In words that can be understood by people outside of a given profession or field of expertise, i.e., without the use of jargon or highly technical terms. Chronic atherosclerosis in the coronary arteries has stopped oxygen-rich blood from reaching the heart, leading to a myocardial infarction. In layman's terms, you've suffered a heart attack. I wish these software agreements would be written in layman's terms, rather than this legalese gobbledygook.
See also: term
References in classic literature ?
Lydgate was a natural son of Bulstrode's, a fact which seemed to justify her suspicions of evangelical laymen.
only I admit it is slow for the laymen whose fate it sometimes is to sit by and listen.
Some years before his death, with characteristic energy and zeal, he had begun to spread his doctrines by sending out 'poor priests' and laymen who, practicing the self-denying life of the friars of earlier days, founded the Lollard sect.
This intimation, delivered in Norman-English with a firm voice and a stern aspect, made the Jew shrink back; and he would have probably withdrawn himself altogether from a vicinity so dangerous, had not the attention of every one been called to the sudden entrance of Prince John, who at that moment entered the lists, attended by a numerous and gay train, consisting partly of laymen, partly of churchmen, as light in their dress, and as gay in their demeanour, as their companions.
So the holy men came to the church; the Bishop and the Prior jesting and laughing between themselves about certain fair dames, their words more befitting the lips of laymen, methinks, than holy clerks.
As to adults, laymen that is to say, he had never touched them.

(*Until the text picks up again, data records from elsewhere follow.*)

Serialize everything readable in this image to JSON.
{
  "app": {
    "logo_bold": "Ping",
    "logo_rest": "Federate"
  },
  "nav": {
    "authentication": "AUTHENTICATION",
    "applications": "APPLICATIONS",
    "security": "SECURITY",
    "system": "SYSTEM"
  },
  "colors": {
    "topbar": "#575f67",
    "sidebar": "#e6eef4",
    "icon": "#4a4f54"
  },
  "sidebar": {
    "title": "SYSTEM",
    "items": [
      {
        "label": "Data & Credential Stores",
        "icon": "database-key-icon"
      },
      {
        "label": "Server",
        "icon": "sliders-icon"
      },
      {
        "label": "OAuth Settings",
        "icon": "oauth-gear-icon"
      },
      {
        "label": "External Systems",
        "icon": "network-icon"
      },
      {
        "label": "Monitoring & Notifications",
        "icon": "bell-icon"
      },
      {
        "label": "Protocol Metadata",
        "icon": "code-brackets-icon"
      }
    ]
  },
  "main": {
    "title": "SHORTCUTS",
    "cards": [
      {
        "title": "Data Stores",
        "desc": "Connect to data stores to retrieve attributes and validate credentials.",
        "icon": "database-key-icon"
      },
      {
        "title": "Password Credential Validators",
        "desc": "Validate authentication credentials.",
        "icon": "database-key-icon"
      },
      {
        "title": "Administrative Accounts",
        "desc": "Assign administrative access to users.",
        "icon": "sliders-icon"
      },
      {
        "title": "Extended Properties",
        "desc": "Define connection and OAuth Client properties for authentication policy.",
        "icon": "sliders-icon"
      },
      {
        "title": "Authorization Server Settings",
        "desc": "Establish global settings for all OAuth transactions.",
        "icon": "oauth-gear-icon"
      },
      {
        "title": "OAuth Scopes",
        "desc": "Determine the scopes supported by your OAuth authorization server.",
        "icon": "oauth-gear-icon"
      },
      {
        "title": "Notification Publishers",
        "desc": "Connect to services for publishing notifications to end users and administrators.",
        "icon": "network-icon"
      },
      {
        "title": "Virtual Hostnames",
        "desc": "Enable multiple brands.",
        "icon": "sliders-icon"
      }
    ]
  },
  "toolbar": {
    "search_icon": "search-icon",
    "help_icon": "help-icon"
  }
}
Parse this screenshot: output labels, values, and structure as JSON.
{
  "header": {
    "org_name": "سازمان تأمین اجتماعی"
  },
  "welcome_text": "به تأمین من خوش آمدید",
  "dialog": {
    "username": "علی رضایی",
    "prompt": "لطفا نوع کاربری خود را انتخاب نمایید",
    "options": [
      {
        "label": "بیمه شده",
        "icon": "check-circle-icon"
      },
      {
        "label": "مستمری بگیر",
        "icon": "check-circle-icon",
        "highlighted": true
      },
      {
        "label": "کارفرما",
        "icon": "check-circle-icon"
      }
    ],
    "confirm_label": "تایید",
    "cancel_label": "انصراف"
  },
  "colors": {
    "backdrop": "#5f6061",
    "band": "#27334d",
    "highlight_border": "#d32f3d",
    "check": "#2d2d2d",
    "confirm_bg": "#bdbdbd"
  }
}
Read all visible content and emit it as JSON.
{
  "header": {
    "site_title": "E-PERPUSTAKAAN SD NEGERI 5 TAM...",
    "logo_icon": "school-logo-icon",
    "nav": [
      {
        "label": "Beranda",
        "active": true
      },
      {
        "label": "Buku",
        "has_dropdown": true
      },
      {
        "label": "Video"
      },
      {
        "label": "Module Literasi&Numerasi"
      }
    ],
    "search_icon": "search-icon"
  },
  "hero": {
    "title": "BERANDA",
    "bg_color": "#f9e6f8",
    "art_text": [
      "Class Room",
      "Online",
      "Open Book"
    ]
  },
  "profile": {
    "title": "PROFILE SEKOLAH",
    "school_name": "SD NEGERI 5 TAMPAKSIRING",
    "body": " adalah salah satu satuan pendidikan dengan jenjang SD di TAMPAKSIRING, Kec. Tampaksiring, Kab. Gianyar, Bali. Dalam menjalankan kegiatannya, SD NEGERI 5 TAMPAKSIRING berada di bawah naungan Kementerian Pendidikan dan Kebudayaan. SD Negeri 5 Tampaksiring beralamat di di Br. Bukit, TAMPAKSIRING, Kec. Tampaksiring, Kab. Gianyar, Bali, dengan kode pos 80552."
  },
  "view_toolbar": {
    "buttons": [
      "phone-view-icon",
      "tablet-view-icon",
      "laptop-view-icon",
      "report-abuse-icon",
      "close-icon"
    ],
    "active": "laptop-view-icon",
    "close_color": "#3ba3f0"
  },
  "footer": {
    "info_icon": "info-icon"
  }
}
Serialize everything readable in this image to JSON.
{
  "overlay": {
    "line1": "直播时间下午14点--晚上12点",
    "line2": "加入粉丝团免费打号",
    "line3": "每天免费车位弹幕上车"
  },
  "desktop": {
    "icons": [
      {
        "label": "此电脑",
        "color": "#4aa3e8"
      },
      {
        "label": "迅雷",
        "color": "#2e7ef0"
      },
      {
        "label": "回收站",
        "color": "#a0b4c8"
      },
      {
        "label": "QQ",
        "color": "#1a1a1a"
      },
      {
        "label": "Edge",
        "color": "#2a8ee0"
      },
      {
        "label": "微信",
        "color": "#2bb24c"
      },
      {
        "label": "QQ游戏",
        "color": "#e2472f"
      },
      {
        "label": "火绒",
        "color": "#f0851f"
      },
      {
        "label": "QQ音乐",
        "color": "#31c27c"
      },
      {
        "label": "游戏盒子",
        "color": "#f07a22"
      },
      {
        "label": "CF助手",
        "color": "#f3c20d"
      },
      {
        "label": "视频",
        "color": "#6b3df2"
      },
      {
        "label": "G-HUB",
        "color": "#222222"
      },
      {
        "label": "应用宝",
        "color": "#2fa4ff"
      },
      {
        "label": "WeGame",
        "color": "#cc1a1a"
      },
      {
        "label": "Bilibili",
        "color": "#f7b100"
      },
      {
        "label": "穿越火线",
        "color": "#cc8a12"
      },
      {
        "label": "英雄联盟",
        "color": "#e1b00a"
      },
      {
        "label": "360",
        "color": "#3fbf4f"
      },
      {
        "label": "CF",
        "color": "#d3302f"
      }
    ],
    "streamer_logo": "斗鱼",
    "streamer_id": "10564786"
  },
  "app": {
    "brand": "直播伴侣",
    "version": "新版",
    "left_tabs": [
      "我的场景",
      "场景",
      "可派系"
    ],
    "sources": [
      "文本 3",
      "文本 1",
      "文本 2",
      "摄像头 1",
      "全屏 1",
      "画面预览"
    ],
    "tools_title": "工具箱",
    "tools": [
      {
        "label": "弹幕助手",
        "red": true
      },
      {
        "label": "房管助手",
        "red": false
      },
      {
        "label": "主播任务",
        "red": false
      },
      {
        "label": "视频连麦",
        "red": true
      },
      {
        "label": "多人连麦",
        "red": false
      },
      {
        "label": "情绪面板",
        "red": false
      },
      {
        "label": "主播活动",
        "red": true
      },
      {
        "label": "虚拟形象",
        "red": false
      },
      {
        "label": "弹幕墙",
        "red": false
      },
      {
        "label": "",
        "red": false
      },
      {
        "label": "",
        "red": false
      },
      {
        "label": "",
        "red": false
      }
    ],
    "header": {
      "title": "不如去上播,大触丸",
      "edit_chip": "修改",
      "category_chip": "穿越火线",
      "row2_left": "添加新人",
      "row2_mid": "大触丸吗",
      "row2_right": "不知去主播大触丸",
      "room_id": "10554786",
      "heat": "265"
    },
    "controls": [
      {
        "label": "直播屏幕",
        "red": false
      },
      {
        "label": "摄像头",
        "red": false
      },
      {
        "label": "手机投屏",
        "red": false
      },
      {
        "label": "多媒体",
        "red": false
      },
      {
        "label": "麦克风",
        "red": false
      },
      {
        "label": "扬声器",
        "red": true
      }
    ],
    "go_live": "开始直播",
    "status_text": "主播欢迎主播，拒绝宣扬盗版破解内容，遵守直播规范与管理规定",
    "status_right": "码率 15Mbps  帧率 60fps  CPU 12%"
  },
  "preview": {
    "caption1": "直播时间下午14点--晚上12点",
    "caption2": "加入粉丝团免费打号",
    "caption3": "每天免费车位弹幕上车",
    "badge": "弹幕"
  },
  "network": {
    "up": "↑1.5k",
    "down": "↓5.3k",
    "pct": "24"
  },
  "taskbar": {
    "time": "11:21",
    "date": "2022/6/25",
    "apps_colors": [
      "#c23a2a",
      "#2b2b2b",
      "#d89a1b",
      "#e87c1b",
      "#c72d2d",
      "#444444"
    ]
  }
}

Save a herdsman, who seemed to have caught something of the nature and expression of the beasts he tended, they met no one until they approached the village, where, on the brow of an acclivity, masculine humanity appeared in the shape of two curates: one tall, thin, close-shaven, with a book under his arm, and his neck craned forward; the other middle-sized, robust, upright, and aggressive, with short black whiskers, and an air of protest against such notions as that a clergyman may not marry, hunt, play cricket, or share the sports of honest laymen.